TASK INSTRUCTIONS: Some lines in the listing hold the word "true". Return each of them.
━━━━━ DATA EXCERPTS ━━━━━
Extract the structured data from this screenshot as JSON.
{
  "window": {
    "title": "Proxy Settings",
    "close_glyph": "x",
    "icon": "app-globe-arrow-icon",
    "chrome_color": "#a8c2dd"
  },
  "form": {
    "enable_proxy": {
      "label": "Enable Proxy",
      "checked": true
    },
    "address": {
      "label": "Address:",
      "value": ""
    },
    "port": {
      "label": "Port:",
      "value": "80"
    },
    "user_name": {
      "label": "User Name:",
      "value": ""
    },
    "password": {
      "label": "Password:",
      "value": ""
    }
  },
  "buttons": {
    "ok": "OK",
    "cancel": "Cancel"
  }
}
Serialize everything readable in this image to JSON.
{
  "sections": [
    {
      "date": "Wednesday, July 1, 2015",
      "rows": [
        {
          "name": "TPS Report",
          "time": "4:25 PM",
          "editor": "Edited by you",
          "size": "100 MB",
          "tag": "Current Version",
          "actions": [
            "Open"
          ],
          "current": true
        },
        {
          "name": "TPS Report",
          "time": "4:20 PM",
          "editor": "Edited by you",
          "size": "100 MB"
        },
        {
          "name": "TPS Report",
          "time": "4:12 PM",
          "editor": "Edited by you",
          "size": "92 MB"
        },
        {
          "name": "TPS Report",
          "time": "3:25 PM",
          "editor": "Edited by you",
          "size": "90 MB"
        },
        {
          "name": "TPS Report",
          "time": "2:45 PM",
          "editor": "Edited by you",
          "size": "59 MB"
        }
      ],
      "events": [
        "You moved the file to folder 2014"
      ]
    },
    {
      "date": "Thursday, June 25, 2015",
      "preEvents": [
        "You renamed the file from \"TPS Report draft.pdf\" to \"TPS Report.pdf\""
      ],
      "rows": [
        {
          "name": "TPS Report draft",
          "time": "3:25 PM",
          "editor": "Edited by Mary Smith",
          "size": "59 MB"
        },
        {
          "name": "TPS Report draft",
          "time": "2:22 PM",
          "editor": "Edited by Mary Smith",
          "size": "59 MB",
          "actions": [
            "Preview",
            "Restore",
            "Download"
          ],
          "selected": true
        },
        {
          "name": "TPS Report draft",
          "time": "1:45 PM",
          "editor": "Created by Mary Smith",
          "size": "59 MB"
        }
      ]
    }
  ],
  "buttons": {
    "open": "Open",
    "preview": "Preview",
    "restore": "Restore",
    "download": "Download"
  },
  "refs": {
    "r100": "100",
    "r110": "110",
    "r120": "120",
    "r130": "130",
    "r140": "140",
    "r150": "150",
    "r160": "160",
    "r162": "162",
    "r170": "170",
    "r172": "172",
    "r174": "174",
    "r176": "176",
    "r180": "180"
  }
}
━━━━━
SOLUTION:
      "checked": true
          "current": true
          "selected": true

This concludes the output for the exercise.